The vote will decide whether the union deems Huddleston unfit to maintain his position at the university – a ludicrous thought at an even more ludicrous time.
Last week, Huddleston asked senators to avoid slashing the USNH budget more than $5 million after the House already approved a $45 million cut. The current budget is $100 million.
And now, professors have the chance to vote no confidence on Huddleston.
If professors don't have confidence in UNH leadership, how is the senate supposed to give USNH the $95 million it's asking for in the new budget?
In an email to AAUP members, English professor David Watters wrote, "just imagine if we vote confidence in Huddleston! It would send the message that the huge cuts in the House budget are just fine with us."
No, Professor Watters, it would not.
Huddleston has worked hard over the last week to ensure that the House budget is not passed. Voting confidence would show that you're going to stand up to the huge cuts.
Plus, this is a move that the AAUP is not prepared for.
Members have had just five days to mull over one of the biggest decisions in UNH history. And one of those days was a major holiday that many celebrated. For a typical meeting, according to union bylaws, members have at least 30 days to prepare.
Rather than discussing this major decision like mature adults – you know, the kind that professors are trying to mold students into – they decided to hold this vote.
While the AAUP doesn't cite contract negotiations as a contributor to approving the vote, it certainly didn't hurt. We've made it clear where we stand regarding these negotiations. The professors are simply asking for too much at a time when a USNH budget hasn't been approved.
President Huddleston didn't do himself any favors with the union during his speech, especially with lines like, "we still too frequently convey information in 50 minute lectures delivered by a ‘sage on the stage' to largely passive recipients in the audience."
But is he wrong? No. We've all encountered sub-par professors and we've all been a part of passive classes with unenthusiastic students. That's part of what he's trying to change with his strategic plan.
And he deserves a chance to do that.
The union should postpone this vote. It hasn't given professors the time to contemplate this and discuss it with other members. It hasn't given Huddleston the time he needs for reform.
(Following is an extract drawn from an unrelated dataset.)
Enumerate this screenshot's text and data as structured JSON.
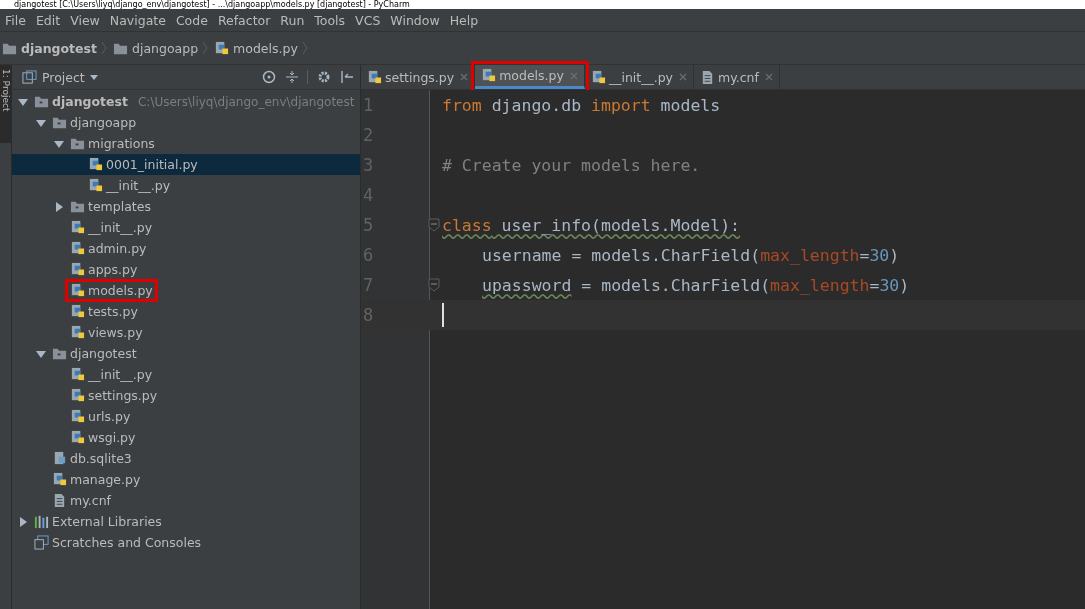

It sadly doesn't understand the effect that would have on the school.
So instead, professors need to head down to the library on Tuesday and Wednesday, grab their ballots and mark confidence in our president.
The union has already made two major mistakes in jeopardizing state appropriations and giving professors insufficient time before the vote. Let's hope they don't make a third.